→ **What is needed**
From the data that follows, report the number of lines including "idcard", and only that number.

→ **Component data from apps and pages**
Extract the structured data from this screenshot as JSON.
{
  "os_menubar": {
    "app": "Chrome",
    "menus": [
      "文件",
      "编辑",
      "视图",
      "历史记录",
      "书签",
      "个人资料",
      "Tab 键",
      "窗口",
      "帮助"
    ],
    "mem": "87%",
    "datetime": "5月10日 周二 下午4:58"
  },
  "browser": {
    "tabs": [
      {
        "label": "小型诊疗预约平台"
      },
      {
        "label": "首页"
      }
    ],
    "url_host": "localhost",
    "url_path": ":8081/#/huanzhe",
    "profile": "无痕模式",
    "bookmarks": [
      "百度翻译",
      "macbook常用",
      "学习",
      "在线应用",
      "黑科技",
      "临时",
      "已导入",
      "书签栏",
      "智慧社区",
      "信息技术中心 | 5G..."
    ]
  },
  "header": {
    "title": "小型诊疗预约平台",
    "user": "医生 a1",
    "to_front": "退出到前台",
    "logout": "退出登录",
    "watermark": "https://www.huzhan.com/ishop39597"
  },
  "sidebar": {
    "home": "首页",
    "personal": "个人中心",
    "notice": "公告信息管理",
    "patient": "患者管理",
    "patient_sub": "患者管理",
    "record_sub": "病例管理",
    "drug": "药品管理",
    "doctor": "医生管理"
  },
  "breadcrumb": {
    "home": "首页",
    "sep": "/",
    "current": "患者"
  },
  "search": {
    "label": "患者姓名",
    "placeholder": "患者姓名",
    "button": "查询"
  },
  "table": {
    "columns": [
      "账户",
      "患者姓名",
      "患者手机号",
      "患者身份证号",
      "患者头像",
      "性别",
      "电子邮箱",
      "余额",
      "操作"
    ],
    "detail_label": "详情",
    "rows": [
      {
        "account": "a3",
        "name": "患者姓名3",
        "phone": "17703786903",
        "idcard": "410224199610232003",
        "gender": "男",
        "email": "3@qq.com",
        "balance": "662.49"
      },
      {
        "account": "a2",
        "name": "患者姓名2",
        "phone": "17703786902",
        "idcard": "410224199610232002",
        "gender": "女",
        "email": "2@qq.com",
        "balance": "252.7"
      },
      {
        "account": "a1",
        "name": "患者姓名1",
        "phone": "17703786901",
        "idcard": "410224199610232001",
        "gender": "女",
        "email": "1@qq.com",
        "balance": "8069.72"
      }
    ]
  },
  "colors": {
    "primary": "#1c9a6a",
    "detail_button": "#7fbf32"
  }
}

→ **Output**
3